The Tribunal finds that Wahl did not gain an unfair advantage through the negotiations. Since Best did not know of the impending forfeiture, there was nothing in the negotiations that would lead Wahl to infer that the claims were about to forfeit. Indeed, if this were known, there was no point to the negotiations.

The Tribunal would like to lay to rest the concept of "watching" as a reason for returning claims or reducing compensation. The law provides that in certain circumstances claims forfeit and the land is thereby open for restaking. It is every claim holder's responsibility to maintain the claim in good standing. A restaker has the legal right to enter immediately and restake. It is entirely understandable why this practice is unpopular with a claim holder whose claim has just forfeited. However, in a highly competitive and potentially profitable industry, one has to accept that prospectors will take every legal advantage that they can get.

The Tribunal does not feel that Wahl should be penalized for taking advantage of information that is available to the public if it chooses to search it out. Nor should he be penalized for restaking as soon as he found out that land was open for restaking. The Tribunal does not feel that Wahl had any obligation to alert a competitor to a loss of the competitor's claims.

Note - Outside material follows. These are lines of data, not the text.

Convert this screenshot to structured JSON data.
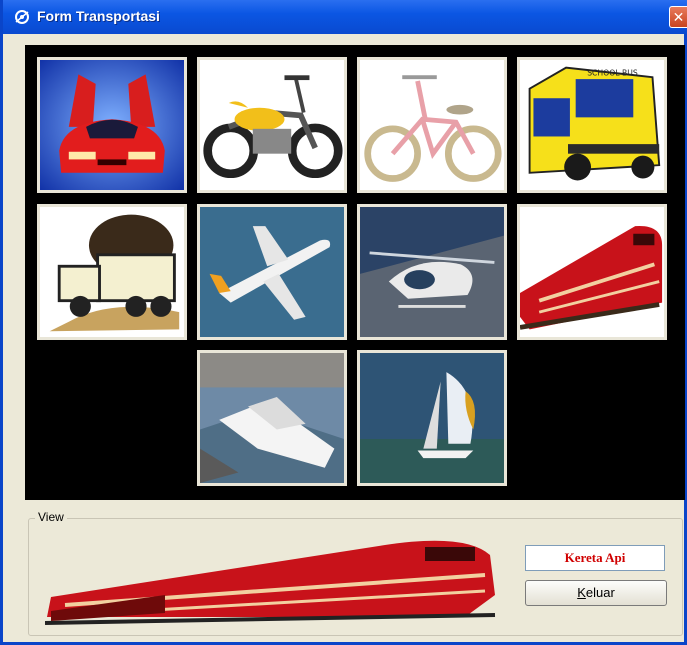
{
  "window": {
    "title": "Form Transportasi",
    "close_glyph": "✕"
  },
  "gallery": {
    "items": [
      {
        "name": "red-sports-car",
        "icon": "sports-car-image"
      },
      {
        "name": "yellow-motorcycle",
        "icon": "motorcycle-image"
      },
      {
        "name": "pink-bicycle",
        "icon": "bicycle-image"
      },
      {
        "name": "yellow-bus",
        "icon": "bus-image"
      },
      {
        "name": "dump-truck",
        "icon": "truck-image"
      },
      {
        "name": "airplane",
        "icon": "airplane-image"
      },
      {
        "name": "helicopter",
        "icon": "helicopter-image"
      },
      {
        "name": "red-train",
        "icon": "train-image"
      },
      {
        "name": "cruise-ship",
        "icon": "ship-image"
      },
      {
        "name": "sailboat",
        "icon": "sailboat-image"
      }
    ],
    "bus_sign": "SCHOOL BUS"
  },
  "view": {
    "legend": "View",
    "selected_name": "Kereta Api",
    "exit_label_first": "K",
    "exit_label_rest": "eluar"
  },
  "colors": {
    "titlebar": "#0b56e3",
    "selected_text": "#d00000",
    "panel_bg": "#000000"
  }
}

On the other hand, Wahl had every reason to expect that the applicants would want their claims back. They were, after all, in the midst of negotiations to sell options on the claims. Being a highly experienced person in the mining industry, indeed a consultant on mining matters, he would reasonably expect that the claims would likely be returned to the applicants. Still, he choose to drill immediately after restaking. The Tribunal sees no reason for Wahl to be compensated for this expense. It is not an expense of staking. It is not an expense incurred with the reasonable expectation that he would retain the claims. The Tribunal finds that the drilling was either to quickly establish support for an entitlement to the claims or to run up costs in the event the claims were returned. The Tribunal finds nothing reprehensible with either course but does not feel that a restaker should be rewarded for either course.

Whatever expenses the respondent alleges for the restacking, the Tribunal feels he could easily have had the restaking done for substantially less than the $8,000 suggested by the applicants. He was working claims in the area and had crews there. The purpose of compensation is to reimburse a restaker for expense and time reasonably incurred.

Accordingly, the Tribunal finds that the applicants' suggested compensation of $8,000 to be fair and awards that amount as compensation.

The Tribunal awards costs in the amount of $1,000 to the applicants to be paid by the respondent.

The Tribunal orders that the costs be set off against the compensation.

If the applicants file with the Tribunal, before the 28th day of March, 1991, satisfactory evidence that they have paid $7,000 to the respondent, an order will issue restoring the disputed claims to them. In the alternative, if payment is not made before that day, the Tribunal, on its own motion or on an application by the respondent, may dismiss the application.

Dated this 21st day of February, 1991.

Original signed by R. Yurkow
Deputy Mining and Lands Commissioner